Many African Americans feel they deserve payment for the pain their ancestors suffered as slaves. They say slavery led to the discrimination of today. "Not having equal access to education, not having job rights," explains Congresswoman Maxine Waters. "The kind of discrimination that's gone on is a direct result of the kind of thinking that enslaved people."
Those opposed to reparations say the movement is coming too late. They're also concerned that it would bankrupt the government and that there's no fair way of going about it. But at the SCLC convention, you'll hear why none of those concerns are valid.

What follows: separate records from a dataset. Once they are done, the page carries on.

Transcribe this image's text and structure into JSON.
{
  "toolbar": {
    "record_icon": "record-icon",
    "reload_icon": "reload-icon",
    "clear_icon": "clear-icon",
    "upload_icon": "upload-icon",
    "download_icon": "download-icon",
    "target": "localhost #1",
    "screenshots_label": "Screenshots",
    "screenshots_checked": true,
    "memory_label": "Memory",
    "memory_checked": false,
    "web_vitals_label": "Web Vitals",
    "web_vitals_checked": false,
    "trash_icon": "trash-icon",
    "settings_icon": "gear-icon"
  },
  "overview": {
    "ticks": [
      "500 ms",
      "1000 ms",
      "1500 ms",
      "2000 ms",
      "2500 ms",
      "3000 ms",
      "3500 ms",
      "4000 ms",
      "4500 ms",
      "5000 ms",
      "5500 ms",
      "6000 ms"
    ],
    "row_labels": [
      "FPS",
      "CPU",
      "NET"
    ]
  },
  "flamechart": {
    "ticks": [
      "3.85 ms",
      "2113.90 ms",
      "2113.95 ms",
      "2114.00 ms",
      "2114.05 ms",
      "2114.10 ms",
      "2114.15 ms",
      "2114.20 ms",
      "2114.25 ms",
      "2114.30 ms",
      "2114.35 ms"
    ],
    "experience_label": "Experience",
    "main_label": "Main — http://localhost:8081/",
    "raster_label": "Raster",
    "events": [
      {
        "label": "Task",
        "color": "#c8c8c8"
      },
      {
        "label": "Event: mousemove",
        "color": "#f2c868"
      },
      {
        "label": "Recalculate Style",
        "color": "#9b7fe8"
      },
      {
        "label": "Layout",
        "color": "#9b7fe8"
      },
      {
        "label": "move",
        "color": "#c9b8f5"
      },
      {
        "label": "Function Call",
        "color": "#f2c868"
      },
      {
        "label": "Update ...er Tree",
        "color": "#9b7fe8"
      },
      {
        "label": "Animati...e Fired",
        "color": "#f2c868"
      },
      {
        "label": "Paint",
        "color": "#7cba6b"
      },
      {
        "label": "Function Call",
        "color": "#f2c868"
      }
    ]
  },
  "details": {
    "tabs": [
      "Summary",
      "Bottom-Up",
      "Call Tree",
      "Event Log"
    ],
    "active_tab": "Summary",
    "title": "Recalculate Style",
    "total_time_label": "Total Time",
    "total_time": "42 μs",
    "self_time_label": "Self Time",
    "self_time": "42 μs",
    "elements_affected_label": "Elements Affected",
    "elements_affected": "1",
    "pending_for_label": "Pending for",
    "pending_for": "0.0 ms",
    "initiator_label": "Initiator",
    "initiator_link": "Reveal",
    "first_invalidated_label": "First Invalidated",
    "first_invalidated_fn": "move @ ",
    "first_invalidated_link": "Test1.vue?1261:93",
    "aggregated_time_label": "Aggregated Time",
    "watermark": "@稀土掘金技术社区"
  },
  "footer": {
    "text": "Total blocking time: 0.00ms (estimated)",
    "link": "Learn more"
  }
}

"America didn't have a problem dealing with the Indians. America didn't have a problem dealing with the Japanese," says Dorothy Tillman, chairwoman of the National Reparations Convention Committee. She says she is working on a reparations plan. "I believe America will rise to the occasion to do the right thing once the facts are put out there and we have dialogue," says Tillman.
"We have to figure out how to do it," explains Waters. "What will the formula be? What will the amount be? But I think it's possible." As strongly as these SCLC delegates support reparations, however, there are others who strongly oppose it. And if it happens, it will take a long fight.
Speaking about another concern, the importance of AIDS education, Coretta Scott King was one of the convention's headliners. She and her assistant would not agree to talk about reparations. "We promised the president to speak only about this issue (AIDS) and stay focused," her assistant told WSFA. "The media does not set the agenda."
King's son, Martin Luther King III has been the focus of recent criticism that he is not doing a good job as president. But as the convention winds down, board members are giving assurances that there will be no changes in leadership.
Delegates were scheduled to attend a community hearing Tuesday night at Montgomery's Lilly Baptist Church, where they were to discuss other controversial issues like racial profiling and police brutality. Meanwhile, other delegates traveled to Anniston to rally against an incinerator being built by the army to destroy chemical weapons.